Citic Securities, China’s largest publicly traded brokerage, has raised HK$13.2 billion ($1.7 billion) in the largest IPO from the financial sector in Asia-Pacific so far this year.
The deal is also the third biggest Hong Kong IPO this year, following Prada’s $2.4 billion offering and Shanghai Pharmaceutical’s $2 billion IPO, according to Dealogic. Or the fourth biggest if you count Glencore International’s $10 billion dual-listing, which was mostly listed in London.
Demand for Citic Securities' institutional and retail tranches was sharply divided. Retail investors subscribed to just 8% of the shares initially set aside for them, which translates into only 0.4% of the total offering. This means 99.6% of the shares had to be allocated to institutional accounts. The firm originally earmarked 5% of the deal for Hong Kong retail investors, while the remaining 95% was offered to institutional investors.
The institutional order book, which is said to be “high quality”, was three times covered, or six times if you exclude the cornerstone tranche. About 130 institutional investors participated in the transaction. The accounts were a mixture of types and came from all regions, including China, Hong Kong, Singapore, the Middle East, Europe and the US.
Citic Securities, which is already listed in Shanghai, had a strong pitch as the first issuer to offer international investors direct access to China’s brokerage sector. The fact that it is the largest investment bank by net assets the most profitable brokerage and the brokerage with the biggest investment income in China, also helped attract investor interest.
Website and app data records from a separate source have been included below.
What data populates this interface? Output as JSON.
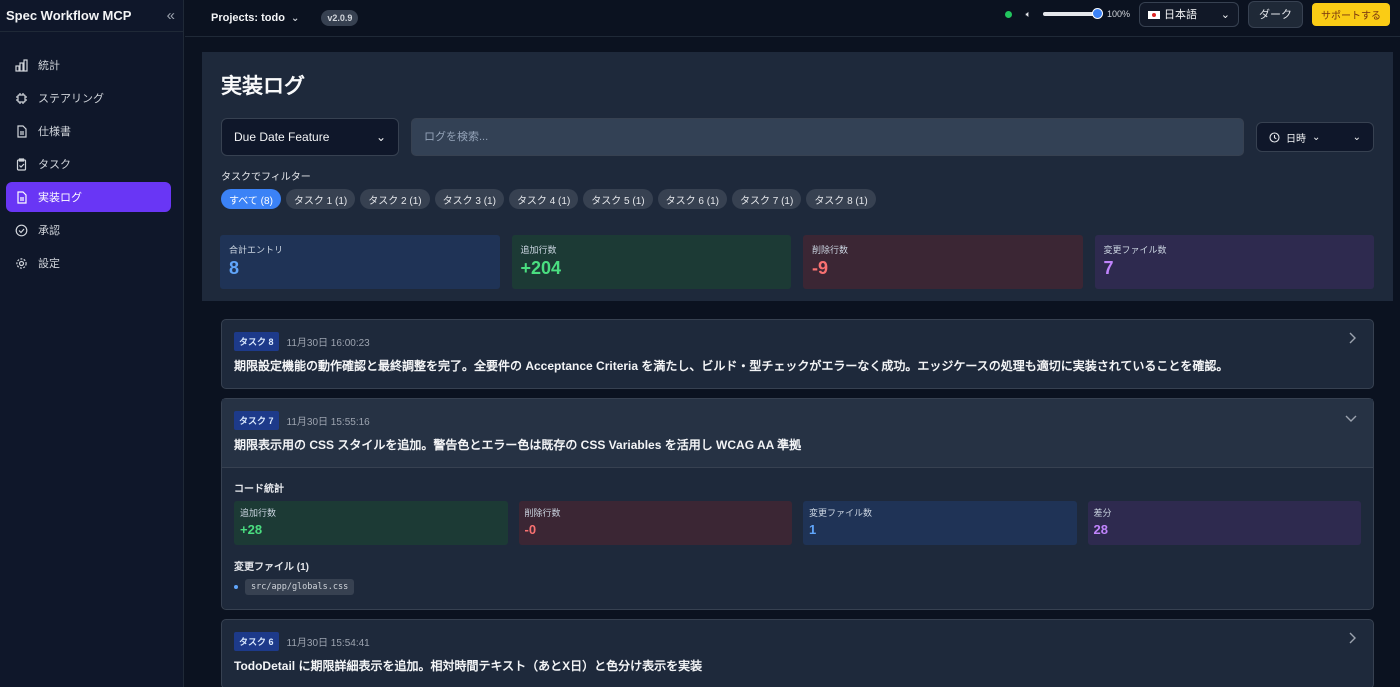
{
  "app": {
    "title": "Spec Workflow MCP"
  },
  "sidebar": {
    "items": [
      {
        "label": "統計",
        "icon": "bar-chart-icon"
      },
      {
        "label": "ステアリング",
        "icon": "chip-icon"
      },
      {
        "label": "仕様書",
        "icon": "document-icon"
      },
      {
        "label": "タスク",
        "icon": "clipboard-icon"
      },
      {
        "label": "実装ログ",
        "icon": "file-text-icon",
        "active": true
      },
      {
        "label": "承認",
        "icon": "check-circle-icon"
      },
      {
        "label": "設定",
        "icon": "gear-icon"
      }
    ]
  },
  "topbar": {
    "project_label": "Projects:",
    "project_value": "todo",
    "version": "v2.0.9",
    "volume_percent": "100%",
    "volume_level": 1.0,
    "language": "日本語",
    "theme_button": "ダーク",
    "support_button": "サポートする"
  },
  "page": {
    "title": "実装ログ",
    "feature_select": "Due Date Feature",
    "search_placeholder": "ログを検索...",
    "sort_label": "日時",
    "filter_label": "タスクでフィルター",
    "chips": [
      "すべて (8)",
      "タスク 1 (1)",
      "タスク 2 (1)",
      "タスク 3 (1)",
      "タスク 4 (1)",
      "タスク 5 (1)",
      "タスク 6 (1)",
      "タスク 7 (1)",
      "タスク 8 (1)"
    ],
    "stats": [
      {
        "label": "合計エントリ",
        "value": "8"
      },
      {
        "label": "追加行数",
        "value": "+204"
      },
      {
        "label": "削除行数",
        "value": "-9"
      },
      {
        "label": "変更ファイル数",
        "value": "7"
      }
    ]
  },
  "entries": [
    {
      "task": "タスク 8",
      "time": "11月30日 16:00:23",
      "summary": "期限設定機能の動作確認と最終調整を完了。全要件の Acceptance Criteria を満たし、ビルド・型チェックがエラーなく成功。エッジケースの処理も適切に実装されていることを確認。"
    },
    {
      "task": "タスク 7",
      "time": "11月30日 15:55:16",
      "summary": "期限表示用の CSS スタイルを追加。警告色とエラー色は既存の CSS Variables を活用し WCAG AA 準拠",
      "details": {
        "code_stats_title": "コード統計",
        "stats": [
          {
            "label": "追加行数",
            "value": "+28"
          },
          {
            "label": "削除行数",
            "value": "-0"
          },
          {
            "label": "変更ファイル数",
            "value": "1"
          },
          {
            "label": "差分",
            "value": "28"
          }
        ],
        "files_title": "変更ファイル (1)",
        "files": [
          "src/app/globals.css"
        ]
      }
    },
    {
      "task": "タスク 6",
      "time": "11月30日 15:54:41",
      "summary": "TodoDetail に期限詳細表示を追加。相対時間テキスト（あとX日）と色分け表示を実装"
    }
  ]
}
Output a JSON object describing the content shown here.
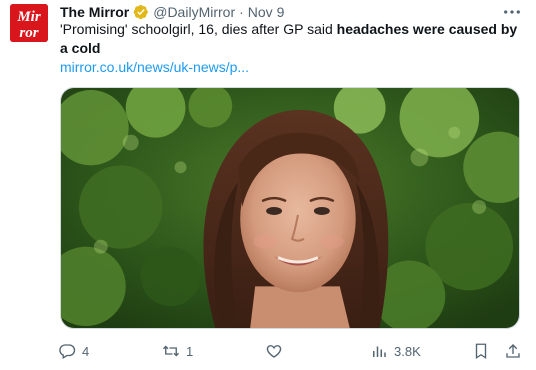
{
  "tweet": {
    "author_name": "The Mirror",
    "handle": "@DailyMirror",
    "separator": "·",
    "date": "Nov 9",
    "avatar_text": "Mirror",
    "text_plain": "'Promising' schoolgirl, 16, dies after GP said ",
    "text_bold": "headaches were caused by a cold",
    "link": "mirror.co.uk/news/uk-news/p...",
    "media_alt": "Photo of a smiling teenage girl with brown hair in front of green foliage"
  },
  "actions": {
    "replies": "4",
    "reposts": "1",
    "likes": "",
    "views": "3.8K"
  },
  "colors": {
    "brand_red": "#d9161c",
    "verified_gold": "#e2b719",
    "link_blue": "#1d9bf0",
    "muted": "#536471"
  },
  "icons": [
    "verified-badge-icon",
    "more-icon",
    "reply-icon",
    "repost-icon",
    "like-icon",
    "views-icon",
    "bookmark-icon",
    "share-icon"
  ]
}
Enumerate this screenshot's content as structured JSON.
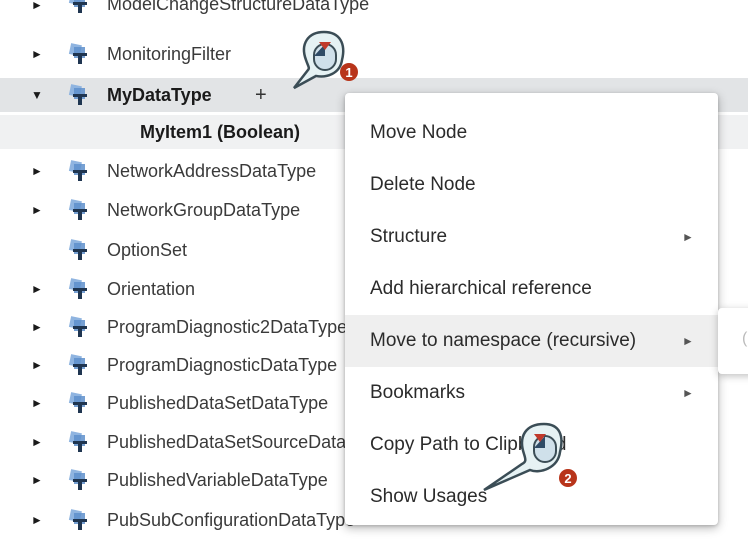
{
  "tree": {
    "rows": [
      {
        "label": "ModelChangeStructureDataType",
        "expander": "►"
      },
      {
        "label": "MonitoringFilter",
        "expander": "►"
      },
      {
        "label": "MyDataType",
        "expander": "▼",
        "action": "+"
      },
      {
        "label": "MyItem1 (Boolean)"
      },
      {
        "label": "NetworkAddressDataType",
        "expander": "►"
      },
      {
        "label": "NetworkGroupDataType",
        "expander": "►"
      },
      {
        "label": "OptionSet"
      },
      {
        "label": "Orientation",
        "expander": "►"
      },
      {
        "label": "ProgramDiagnostic2DataType",
        "expander": "►"
      },
      {
        "label": "ProgramDiagnosticDataType",
        "expander": "►"
      },
      {
        "label": "PublishedDataSetDataType",
        "expander": "►"
      },
      {
        "label": "PublishedDataSetSourceDataType",
        "expander": "►"
      },
      {
        "label": "PublishedVariableDataType",
        "expander": "►"
      },
      {
        "label": "PubSubConfigurationDataType",
        "expander": "►"
      }
    ]
  },
  "context_menu": {
    "items": [
      {
        "label": "Move Node"
      },
      {
        "label": "Delete Node"
      },
      {
        "label": "Structure",
        "submenu": "►"
      },
      {
        "label": "Add hierarchical reference"
      },
      {
        "label": "Move to namespace (recursive)",
        "submenu": "►"
      },
      {
        "label": "Bookmarks",
        "submenu": "►"
      },
      {
        "label": "Copy Path to Clipboard"
      },
      {
        "label": "Show Usages"
      }
    ]
  },
  "submenu_peek": {
    "glyph": "("
  },
  "callouts": [
    {
      "number": "1"
    },
    {
      "number": "2"
    }
  ],
  "colors": {
    "icon_blue": "#7ea7d8",
    "icon_dark": "#1f3550",
    "badge": "#b8341a",
    "callout_fill": "#e6f2f4",
    "callout_stroke": "#3b4d56"
  }
}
The firm sold 995.3 million shares at HK$13.30 each, slightly above the bottom end of the HK$12.84 to HK$15.20 indicated range. The final price values the company at a 2011 price-to-book (P/B) multiple of 1.28 times and at a 2011 price-to-earnings ratio of 8.95 times. The price also equals a 10% discount to the 20-day volume-weighted average price (VWAP) of Citic Securities’ Shanghai-listed shares, which worked out at Rmb12.11, or HK$14.77.
Citic Securities' Shanghai-listed A-shares have fallen 11% so far this year, compared to a 16% drop year-to-date in the Shanghai Composite Index. The stock closed 2.4% lower at Rmb11.52 yesterday.
“Some investors, who have ties with China, demanded a deep discount. The price wouldn’t be attractive to them without a discount since they have the access to the A-share market,” said a source familiar with the situation.
Depending on the demand in the secondary market, the firm has the option to sell an additional 149 million shares, or 15% of the offering, which could boost the total proceeds to as much as $1.95 billion.
The company braved the market at a time when several issuers have called off their Hong Kong listing plans amid concerns about market volatility and the escalating debt crisis in Europe. Sany Heavy Industry, a Chinese machinery maker, postponed its planned Hong Kong IPO of up to $3.3 billion, while its smaller domestic rival XCMG Construction Machinery has delayed the launch of its offering twice and has also reduced the planned size of the deal. Across the border, China’s top builder of hydropower dams, Sinohydro Corp, lowered its Shanghai IPO target to $2.3 billion from $2.7 billion. The Hang Seng Index has fallen 24% year-to-date.
Demand from international investors was good from day one and many international investors approached the brokerage soon after it announced the listing plan in April, sources said.
Before the bookbuilding started on September 16, six cornerstone investors had agreed to purchase a combined $850 million worth of shares, which at the final price accounts for 50% of the total offering.
The largest among the cornerstones was asset manager Waddell & Reed, which bought $300 million worth of shares. Kuwait Investment Authority invested $200 million, Temasek Holdings $150 million, Brazilian investment bank BTG Pactual $100 million, and Fubon Life Insurance and hedge fund manager Och-Ziff each put in $50 million.
Citic Securities also received many proposals from different investment banks hoping to get involved in the deal. But the firm only picked Chinese banks, including ABC International, BOC International, Bocom International, CCB International, ICBC International and its own investment banking unit Citic Securities International, as bookrunners for the deal. Four foreign banks -- Bank of America Merrill Lynch, CLSA, HSBC and Morgan Stanley -- acted as international coordinators.
The transaction pushed the value of new listings on the Hong Kong stock exchange to $28.9 billion from 57 deals so far this year, up 36% from the $21.2 billion raised in the same period last year, according to Dealogic. Those numbers include the full $10 billion raised from Glencore's dual-listing in London and Hong Kong.
Citic Securities' H-shares will start trading in Hong Kong on October 6.